» **Input for this task**
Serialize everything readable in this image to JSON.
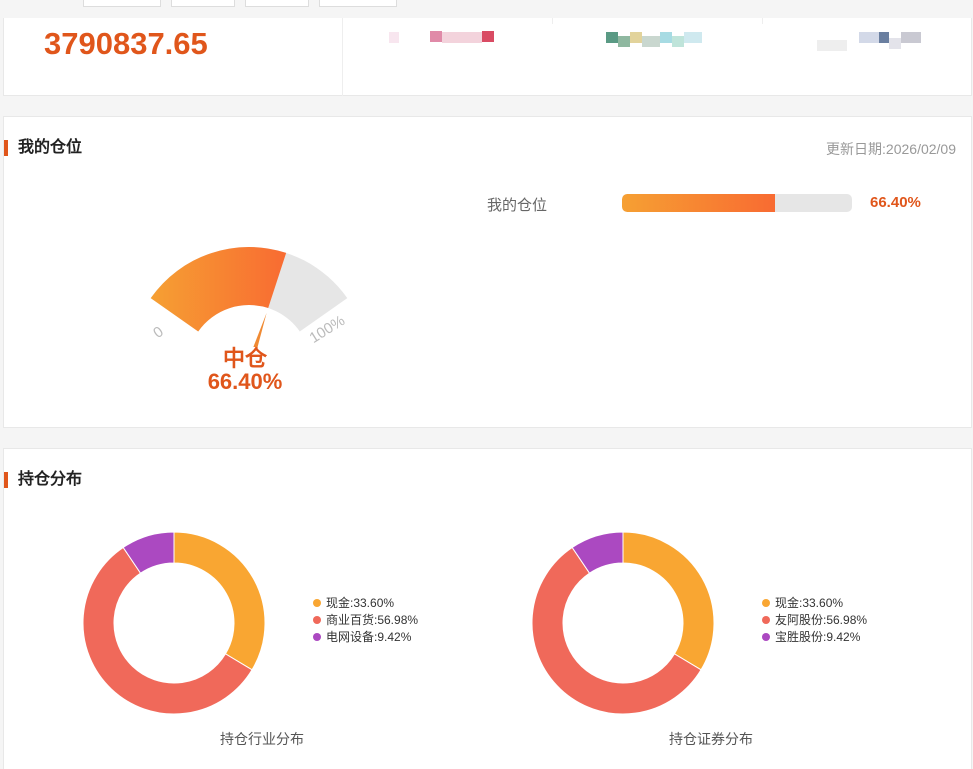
{
  "summary": {
    "total_value": "3790837.65"
  },
  "position": {
    "title": "我的仓位",
    "update_date": "更新日期:2026/02/09",
    "gauge": {
      "min_label": "0",
      "max_label": "100%",
      "level_label": "中仓",
      "value_label": "66.40%",
      "fraction": 0.664
    },
    "bar": {
      "label": "我的仓位",
      "value_label": "66.40%",
      "fraction": 0.664
    }
  },
  "distribution": {
    "title": "持仓分布",
    "charts": [
      {
        "caption": "持仓行业分布",
        "legend": [
          "现金:33.60%",
          "商业百货:56.98%",
          "电网设备:9.42%"
        ]
      },
      {
        "caption": "持仓证券分布",
        "legend": [
          "现金:33.60%",
          "友阿股份:56.98%",
          "宝胜股份:9.42%"
        ]
      }
    ]
  },
  "chart_data": [
    {
      "type": "pie",
      "title": "持仓行业分布",
      "categories": [
        "现金",
        "商业百货",
        "电网设备"
      ],
      "values": [
        33.6,
        56.98,
        9.42
      ],
      "colors": [
        "#f9a632",
        "#f0695a",
        "#ab49c1"
      ],
      "legend_position": "right"
    },
    {
      "type": "pie",
      "title": "持仓证券分布",
      "categories": [
        "现金",
        "友阿股份",
        "宝胜股份"
      ],
      "values": [
        33.6,
        56.98,
        9.42
      ],
      "colors": [
        "#f9a632",
        "#f0695a",
        "#ab49c1"
      ],
      "legend_position": "right"
    }
  ],
  "colors": {
    "accent": "#e0561b",
    "gauge_start": "#f6a033",
    "gauge_end": "#f86b32",
    "track": "#e6e6e6"
  }
}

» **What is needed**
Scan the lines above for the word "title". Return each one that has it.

» **Solution to this exercise**
    "title": "我的仓位",
    "title": "持仓分布",
      "title": "持仓行业分布",
      "title": "持仓证券分布",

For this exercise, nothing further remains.